Heat Wave: Edie Sedgwick Goes to SXSW, Day 9
I wake up on a mattress in a friend’s bandmate’s house in Austin. Though I am a dog owner, a vegetarian and, at least in the presence of animals, a genial fellow, a pit bull mix two rooms away has decided, for reasons that she has chosen not to disclose, that I am an evil creature whose life should end in her slobbering jaws. While this Texan Cerberus slumbers, I flee my temporary refuge as soon as my laundry is done to search for greener pastures.
I pick up my band and we play a SXSW day party at 1:45 p.m. The event has been sponsored by a company that makes coconut water and the company that makes “Rock Star” energy drink. Both fluids flow freely. With little regard for potentially dangerous coconut/"Rock Star" chemical reactions that may or may not wreak havoc on their black T-shirted, tattooed bodies, fearless concertgoers cross the proverbial streams and drink both. Though I don’t see any double-fisting—coconut water in one hand, “Rock Star” energy drink in the other—I can’t say definitively that it didn’t happen.
I fall in with a woman who works for a digital music streaming service. She needs a ride downtown and, with little to do, I give her one. On the way to 6th and Red River—the spiritual center of SXSW, if it has one—she reveals that she has just become godmother to her niece (or nephew?), and must attend some kind of intensive Catholic training for the paperwork to go through with Pope Benedict et al. I reveal that my own godmother is not only divorced, but has left the church. Is this schmoozing?
The sun sets. With no shows to play for 24 hours, I wander the streets of Austin and fall on hard times. I walk halfway across town to see The Shins, but then decide that the show is too far, especially since I wouldn’t be able to identify any of the band's songs. I sit alone in a sushi bar and read Cormac McCarthy’s Blood Meridian. McCarthy’s relentless descriptions of scalpings, gangrene, and carrion birds do not put me in the mood to get in line to see Tenacious D. Instead, I see a band that I used to play drums for perform at a showcase. I confirm that their new drummer is better than me. Amy Ray, half of the Indigo Girls, is playing in another band at the same showcase. I resist the urge to corner her in the small, half-empty bar and interrogate her about the composition “Closer to Fine.” (“Ms. Ray: When you go to see ‘the doctor of philosophy,’ who do you mean?”)
I walk a few blocks to see John Doe of X, but then realize that I have read the map wrong and that this show will begin before I can get there. I get in line to see Tenacious D—Blood Meridian be damned—but then realize that the line is too long, and I will never get in. Thus, I attend the only event of interest that I am able to get into—Jimmy Cliff at a stage in downtown Austin sponsored by Taco Bell. I get a free bean burrito, and the man himself takes the stage.

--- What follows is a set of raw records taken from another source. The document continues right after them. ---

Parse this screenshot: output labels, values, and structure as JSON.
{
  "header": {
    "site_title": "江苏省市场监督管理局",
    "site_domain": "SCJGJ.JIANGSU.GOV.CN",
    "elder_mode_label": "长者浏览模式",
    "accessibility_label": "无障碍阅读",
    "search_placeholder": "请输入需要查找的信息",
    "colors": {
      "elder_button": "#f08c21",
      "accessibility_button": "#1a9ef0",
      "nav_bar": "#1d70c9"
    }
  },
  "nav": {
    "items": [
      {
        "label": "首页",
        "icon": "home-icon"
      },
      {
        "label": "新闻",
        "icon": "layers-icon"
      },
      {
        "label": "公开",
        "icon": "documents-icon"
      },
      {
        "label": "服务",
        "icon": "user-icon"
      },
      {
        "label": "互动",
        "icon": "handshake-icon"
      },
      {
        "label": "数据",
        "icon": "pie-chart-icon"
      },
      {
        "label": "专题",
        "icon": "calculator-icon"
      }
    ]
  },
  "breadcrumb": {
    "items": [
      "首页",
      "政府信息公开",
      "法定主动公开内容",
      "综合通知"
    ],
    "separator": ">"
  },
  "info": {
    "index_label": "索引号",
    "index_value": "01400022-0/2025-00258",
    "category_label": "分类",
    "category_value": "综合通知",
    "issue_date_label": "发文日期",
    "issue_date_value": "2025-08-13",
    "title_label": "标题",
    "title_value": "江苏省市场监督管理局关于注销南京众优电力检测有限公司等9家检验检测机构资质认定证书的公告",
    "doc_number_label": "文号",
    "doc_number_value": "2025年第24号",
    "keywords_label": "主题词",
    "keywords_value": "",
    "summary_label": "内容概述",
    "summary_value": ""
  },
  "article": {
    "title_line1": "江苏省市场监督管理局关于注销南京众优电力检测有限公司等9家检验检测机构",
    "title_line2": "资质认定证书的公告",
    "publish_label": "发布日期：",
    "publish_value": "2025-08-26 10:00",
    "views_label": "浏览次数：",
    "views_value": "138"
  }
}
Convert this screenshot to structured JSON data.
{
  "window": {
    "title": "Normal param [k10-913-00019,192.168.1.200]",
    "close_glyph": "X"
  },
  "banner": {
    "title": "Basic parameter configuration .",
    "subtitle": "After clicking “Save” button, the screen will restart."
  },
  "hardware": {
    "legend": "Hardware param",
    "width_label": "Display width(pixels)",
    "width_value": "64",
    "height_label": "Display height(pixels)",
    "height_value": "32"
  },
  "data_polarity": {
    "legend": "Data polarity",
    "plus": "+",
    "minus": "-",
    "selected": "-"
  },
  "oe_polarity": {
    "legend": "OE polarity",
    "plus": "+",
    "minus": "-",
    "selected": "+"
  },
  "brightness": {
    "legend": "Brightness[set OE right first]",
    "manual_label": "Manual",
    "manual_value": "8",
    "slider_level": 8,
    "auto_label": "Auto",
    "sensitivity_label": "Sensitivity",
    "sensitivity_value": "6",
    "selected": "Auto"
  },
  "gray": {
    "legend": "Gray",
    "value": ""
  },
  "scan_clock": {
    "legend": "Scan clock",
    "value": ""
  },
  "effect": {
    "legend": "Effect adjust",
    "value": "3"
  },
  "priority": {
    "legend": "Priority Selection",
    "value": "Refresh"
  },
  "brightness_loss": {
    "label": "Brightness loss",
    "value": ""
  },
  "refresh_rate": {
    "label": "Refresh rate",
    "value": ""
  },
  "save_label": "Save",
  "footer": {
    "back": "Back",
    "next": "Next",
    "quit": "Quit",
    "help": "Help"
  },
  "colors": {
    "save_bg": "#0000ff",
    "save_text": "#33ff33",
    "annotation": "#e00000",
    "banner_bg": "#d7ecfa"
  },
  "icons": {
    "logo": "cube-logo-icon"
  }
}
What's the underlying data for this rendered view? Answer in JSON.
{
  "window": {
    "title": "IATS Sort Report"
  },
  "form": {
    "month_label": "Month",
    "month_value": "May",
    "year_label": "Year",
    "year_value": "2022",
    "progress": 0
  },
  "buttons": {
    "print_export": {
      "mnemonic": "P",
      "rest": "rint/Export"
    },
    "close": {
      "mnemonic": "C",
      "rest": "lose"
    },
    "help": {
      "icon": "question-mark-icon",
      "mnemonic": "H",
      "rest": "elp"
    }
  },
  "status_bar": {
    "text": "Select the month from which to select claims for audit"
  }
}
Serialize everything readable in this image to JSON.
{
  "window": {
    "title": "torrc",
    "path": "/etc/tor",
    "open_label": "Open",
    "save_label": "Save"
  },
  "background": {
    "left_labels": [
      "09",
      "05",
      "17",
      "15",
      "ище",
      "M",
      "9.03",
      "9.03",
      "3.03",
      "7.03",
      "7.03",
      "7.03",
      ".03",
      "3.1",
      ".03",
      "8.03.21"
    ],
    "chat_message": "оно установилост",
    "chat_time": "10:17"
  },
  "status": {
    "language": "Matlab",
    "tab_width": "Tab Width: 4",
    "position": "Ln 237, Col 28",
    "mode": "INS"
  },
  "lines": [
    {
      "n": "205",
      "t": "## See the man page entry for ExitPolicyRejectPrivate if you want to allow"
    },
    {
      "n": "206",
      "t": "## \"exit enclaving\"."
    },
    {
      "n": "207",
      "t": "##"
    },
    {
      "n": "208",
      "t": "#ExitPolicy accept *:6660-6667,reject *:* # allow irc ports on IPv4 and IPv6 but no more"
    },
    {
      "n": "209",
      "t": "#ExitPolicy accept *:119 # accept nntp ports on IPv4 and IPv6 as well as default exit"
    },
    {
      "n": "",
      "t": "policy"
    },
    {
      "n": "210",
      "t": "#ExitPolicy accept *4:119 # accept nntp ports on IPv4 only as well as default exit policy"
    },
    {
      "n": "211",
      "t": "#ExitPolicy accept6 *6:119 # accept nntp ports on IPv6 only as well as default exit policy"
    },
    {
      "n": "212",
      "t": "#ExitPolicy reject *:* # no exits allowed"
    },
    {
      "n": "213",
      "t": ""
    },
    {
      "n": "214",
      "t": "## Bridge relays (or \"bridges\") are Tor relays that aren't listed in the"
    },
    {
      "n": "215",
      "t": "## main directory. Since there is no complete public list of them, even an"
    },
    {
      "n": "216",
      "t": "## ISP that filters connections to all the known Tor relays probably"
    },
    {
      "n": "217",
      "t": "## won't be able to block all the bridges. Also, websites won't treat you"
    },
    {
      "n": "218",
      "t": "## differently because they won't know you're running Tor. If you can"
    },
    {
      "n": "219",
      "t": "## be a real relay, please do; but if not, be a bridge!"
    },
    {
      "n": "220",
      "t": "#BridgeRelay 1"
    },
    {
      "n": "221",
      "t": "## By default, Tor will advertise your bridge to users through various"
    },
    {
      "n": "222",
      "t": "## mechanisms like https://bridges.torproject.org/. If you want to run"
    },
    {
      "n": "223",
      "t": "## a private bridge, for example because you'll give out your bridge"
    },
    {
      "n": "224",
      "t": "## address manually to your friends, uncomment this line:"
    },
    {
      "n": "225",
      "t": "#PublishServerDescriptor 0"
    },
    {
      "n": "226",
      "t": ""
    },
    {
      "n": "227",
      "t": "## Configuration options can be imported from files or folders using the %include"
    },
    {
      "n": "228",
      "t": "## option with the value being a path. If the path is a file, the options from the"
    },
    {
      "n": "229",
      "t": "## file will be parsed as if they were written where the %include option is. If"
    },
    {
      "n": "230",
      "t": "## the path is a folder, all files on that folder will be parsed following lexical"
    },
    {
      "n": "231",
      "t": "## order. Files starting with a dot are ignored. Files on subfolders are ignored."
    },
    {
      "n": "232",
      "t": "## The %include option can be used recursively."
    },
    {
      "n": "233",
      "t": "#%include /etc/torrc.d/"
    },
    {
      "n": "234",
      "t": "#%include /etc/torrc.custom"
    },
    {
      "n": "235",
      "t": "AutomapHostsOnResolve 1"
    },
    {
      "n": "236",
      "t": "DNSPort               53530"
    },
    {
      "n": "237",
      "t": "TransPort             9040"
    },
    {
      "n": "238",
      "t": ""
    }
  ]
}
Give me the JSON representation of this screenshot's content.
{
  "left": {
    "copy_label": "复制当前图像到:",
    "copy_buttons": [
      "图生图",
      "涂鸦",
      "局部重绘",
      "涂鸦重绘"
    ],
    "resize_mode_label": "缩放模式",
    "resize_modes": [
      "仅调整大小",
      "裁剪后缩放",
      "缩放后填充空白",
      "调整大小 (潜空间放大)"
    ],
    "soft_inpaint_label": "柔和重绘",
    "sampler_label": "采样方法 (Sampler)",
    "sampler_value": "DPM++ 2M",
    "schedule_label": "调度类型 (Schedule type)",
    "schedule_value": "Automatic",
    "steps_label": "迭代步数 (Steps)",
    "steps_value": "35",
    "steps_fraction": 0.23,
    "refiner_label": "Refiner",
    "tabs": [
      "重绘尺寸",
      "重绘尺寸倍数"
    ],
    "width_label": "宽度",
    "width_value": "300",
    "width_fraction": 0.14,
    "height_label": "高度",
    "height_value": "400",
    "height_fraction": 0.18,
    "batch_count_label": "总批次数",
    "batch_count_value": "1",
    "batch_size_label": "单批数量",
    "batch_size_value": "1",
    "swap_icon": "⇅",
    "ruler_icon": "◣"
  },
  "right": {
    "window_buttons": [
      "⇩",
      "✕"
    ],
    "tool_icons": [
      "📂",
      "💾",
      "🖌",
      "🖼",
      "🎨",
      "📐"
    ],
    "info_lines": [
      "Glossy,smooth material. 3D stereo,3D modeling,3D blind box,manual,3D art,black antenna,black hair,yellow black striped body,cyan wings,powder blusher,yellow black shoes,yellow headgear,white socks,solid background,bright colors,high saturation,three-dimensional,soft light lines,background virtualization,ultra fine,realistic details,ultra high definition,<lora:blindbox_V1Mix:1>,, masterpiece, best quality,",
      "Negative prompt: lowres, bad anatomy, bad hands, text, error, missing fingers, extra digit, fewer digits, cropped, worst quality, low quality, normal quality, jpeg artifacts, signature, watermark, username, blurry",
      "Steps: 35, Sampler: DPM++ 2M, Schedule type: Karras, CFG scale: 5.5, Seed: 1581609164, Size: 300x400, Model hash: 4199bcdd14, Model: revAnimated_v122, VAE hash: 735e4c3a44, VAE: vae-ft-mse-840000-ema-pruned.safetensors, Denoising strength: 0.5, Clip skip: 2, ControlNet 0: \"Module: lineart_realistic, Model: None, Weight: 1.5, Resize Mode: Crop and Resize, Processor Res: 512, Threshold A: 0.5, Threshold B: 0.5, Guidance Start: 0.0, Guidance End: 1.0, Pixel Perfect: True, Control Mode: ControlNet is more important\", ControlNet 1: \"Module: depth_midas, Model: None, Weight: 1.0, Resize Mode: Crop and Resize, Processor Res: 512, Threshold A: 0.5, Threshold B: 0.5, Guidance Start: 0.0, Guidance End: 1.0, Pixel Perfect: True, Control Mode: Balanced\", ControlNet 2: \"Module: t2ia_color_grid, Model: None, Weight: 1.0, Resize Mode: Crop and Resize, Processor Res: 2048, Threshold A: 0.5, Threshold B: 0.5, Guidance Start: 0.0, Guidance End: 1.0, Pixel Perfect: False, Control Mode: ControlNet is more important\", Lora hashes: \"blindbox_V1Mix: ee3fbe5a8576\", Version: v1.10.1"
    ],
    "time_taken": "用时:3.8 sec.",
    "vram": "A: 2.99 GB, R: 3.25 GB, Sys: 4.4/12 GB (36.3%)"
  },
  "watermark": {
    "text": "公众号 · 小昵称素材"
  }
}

Cliff looks enlightened and wise, but also wizened—not much like the young reggae roustabout that charmed Robin Williams and the cast of SCTV in the 1986 film Club Paradise. He sits down while he plays guitar. Silently, I shed a tear for Cliff. Sitting down while playing guitar, like the Hanged Man, means the end is near.